The point of the article isn’t to show you that Indians can travel the whole world without a visa because, in reality, we can’t. If I decide to visit Sweden later this year I’m going to have to go back to India and spend over 2 weeks applying for the visa and have a 9% chance of being rejected while my girlfriend who’s Swedish could apply for the Indian visa in less than 30 mins and visit India.
Do what you can with what you have
Fact: The world isn’t fair.
How do you increase the ease at which you can travel the world with an Indian passport?
1. Make More Money (duh)
Sadly in an idealistic world, the amount of money you have shouldn’t matter but rather your character should. But we don’t live in that kind of world. In the world, we live in your bank balance matters, sadly. If you can prove that you are self-sufficient and won’t be a drag on the economy of the country you are visiting you’ll be accepted my easier.
Also as you make more money you can afford to reduce the friction. Eg. I can afford to not think about that $10 dollar flight I buy just to show Immigration officers when I fly into Indonesia.
2. The big 4
Send some time and invest and try to get a long term US/UK/Ireland or Schengen visa. That will improve your travels by a ton.
Easy? No. Worth it? Yea!
3. Other Alternatives
Buy a passport/residency: If you are extremely rich you can always find investment opportunities that give you residency or a passport.
- 650k Euro for A Malta Passport
- 250k Euro for a Greek residency
- $1 Million for a USA residency
- 2 Million Pounds for a UK residency
- 2 Million Euro for a Cyprus Passport
The list is endless…
Be at the top of your field
One of the best advice I give freelancers is the title of Carl Newport book, “Be so good they can’t Ignore you”
The same thing applies to countries, if you are at the top of your field ie the best at what you do, countries will start opening its doors to you.

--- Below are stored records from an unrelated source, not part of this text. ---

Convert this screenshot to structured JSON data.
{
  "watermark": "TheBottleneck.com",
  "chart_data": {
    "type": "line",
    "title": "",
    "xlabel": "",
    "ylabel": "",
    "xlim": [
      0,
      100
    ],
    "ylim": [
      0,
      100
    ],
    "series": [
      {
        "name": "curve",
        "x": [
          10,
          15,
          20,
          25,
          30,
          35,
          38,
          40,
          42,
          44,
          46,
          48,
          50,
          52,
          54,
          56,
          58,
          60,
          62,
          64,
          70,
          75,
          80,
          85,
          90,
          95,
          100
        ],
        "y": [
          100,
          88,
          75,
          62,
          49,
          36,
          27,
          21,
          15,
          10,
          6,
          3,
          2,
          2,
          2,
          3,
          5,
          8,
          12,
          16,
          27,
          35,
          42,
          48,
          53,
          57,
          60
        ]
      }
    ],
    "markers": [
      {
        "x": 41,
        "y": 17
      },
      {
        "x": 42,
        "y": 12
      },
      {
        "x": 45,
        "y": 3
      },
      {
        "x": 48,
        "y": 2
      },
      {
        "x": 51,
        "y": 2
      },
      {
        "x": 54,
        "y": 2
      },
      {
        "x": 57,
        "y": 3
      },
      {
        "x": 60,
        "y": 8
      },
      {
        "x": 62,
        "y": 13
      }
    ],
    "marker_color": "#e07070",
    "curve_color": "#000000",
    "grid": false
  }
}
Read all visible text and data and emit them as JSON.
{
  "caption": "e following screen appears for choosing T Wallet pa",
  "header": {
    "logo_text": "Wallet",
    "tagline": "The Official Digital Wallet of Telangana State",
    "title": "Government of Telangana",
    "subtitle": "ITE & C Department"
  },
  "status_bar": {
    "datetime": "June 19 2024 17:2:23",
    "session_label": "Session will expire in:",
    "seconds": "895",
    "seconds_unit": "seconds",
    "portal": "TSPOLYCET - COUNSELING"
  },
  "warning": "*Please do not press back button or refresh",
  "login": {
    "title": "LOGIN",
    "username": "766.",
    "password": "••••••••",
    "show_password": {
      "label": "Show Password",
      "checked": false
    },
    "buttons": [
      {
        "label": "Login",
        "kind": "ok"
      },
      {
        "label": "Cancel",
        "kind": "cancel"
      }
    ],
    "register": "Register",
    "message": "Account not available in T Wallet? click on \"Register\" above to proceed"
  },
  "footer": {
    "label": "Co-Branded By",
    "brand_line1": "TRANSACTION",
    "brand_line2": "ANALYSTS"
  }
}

For example, Caz and Craig from Ytravelblog, got a USA green card by been in the top of travel blogging.
Understand what your visa official wants and try and give them that and beyond. Eg if you are dress like a bum when trying to enter Thailand don’t be surprised if you are asked some additional questions.
Become An Indian Digital Nomad
So the next time someone says “oh I’d love to become a digital nomad but I can’t cause I’m India and my passport is weak” send them this article.
However, there’re obviously some obstacles that come when many Indians who want to make money traveling.
For starters, Indians don’t know how to get paid properly and most of them only try to compete on price. Listen to this podcast I did with And.co on How to Get High-Paying Clients No Matter Where You’re Based
Also here’re a few other resources to get started on your journey
- How to Become a Digital Nomad
- How to Make Money Traveling
- How to Start A Blog And Make Money
- How I Became The Head Of SEO at Foundr at 20
So… what are you waiting for? Book that flight and create your own adventure!
Ps. I’ll only be updating this article once a year so it may be out of date based on when you read it. Written: May 19, 2019